UNH Speakers Bureau
Welfare Queens or Courageous Survivors? Strengths of Women in Poverty
The number of people living in poverty in the United States is staggering and yet to most of us those people are just statistics. A growing body of social science research clearly documents the negative consequences for the physical and mental health of people struggling to meet their basic needs (e.g. Recker Rayburn, 2007). Absent critical analysis of the historical and social factors that contribute to poverty, negative stereotypes and victim blaming arguments flourish – further perpetuating the problem (e.g. Bullock & Lott, 2001). Banyard confronts and discourages this trend by shedding light on one of the largest categories of those struggling with poverty – women. She draws on social science research which focuses on what these women say about their lives.

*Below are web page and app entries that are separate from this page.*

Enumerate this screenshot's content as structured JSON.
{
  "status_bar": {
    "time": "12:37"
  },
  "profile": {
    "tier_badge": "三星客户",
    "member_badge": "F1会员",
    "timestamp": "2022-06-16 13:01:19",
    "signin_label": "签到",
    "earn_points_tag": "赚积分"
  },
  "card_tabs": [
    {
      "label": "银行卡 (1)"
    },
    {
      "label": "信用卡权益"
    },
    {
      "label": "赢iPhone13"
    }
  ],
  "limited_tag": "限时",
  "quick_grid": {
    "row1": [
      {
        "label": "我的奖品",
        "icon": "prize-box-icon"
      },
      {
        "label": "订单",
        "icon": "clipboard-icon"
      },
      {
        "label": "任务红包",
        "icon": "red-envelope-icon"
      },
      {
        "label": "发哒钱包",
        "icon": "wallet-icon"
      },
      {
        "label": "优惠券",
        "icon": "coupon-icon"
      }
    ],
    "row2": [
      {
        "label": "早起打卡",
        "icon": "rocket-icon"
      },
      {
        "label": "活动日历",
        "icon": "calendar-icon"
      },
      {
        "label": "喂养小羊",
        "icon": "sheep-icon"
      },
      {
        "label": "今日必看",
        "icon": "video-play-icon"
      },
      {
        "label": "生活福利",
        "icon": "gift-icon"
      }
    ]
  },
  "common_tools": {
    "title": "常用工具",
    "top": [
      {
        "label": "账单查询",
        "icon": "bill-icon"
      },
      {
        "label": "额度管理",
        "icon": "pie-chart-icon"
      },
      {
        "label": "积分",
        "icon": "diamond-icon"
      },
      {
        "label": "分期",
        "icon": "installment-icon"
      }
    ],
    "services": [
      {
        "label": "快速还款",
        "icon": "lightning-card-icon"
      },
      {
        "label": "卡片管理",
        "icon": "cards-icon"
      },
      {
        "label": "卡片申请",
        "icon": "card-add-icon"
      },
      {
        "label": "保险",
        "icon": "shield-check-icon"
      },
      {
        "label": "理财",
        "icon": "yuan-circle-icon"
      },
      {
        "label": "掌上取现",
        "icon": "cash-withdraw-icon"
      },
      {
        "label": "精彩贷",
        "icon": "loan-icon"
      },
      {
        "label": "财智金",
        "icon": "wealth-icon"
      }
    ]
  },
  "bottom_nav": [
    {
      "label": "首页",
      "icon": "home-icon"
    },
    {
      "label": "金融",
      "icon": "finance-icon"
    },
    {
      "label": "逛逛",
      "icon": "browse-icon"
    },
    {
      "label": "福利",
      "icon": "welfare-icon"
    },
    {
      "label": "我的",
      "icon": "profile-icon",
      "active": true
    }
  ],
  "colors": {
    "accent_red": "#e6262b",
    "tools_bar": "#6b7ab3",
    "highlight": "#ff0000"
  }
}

Their voices are particularly clear about the tremendous strengths many women bring to their struggle to overcome the stress of living in poverty – their attempts to find another route toward opportunity for themselves, and frequently their children as well. Such strengths, all too often hidden behind media stereotypes, offer valuable lessons for all of us and a fundamental base of knowledge for policies and programs that aim to support the movement of these women beyond survival to thriving. This program was developed as a part of the University Dialog Program.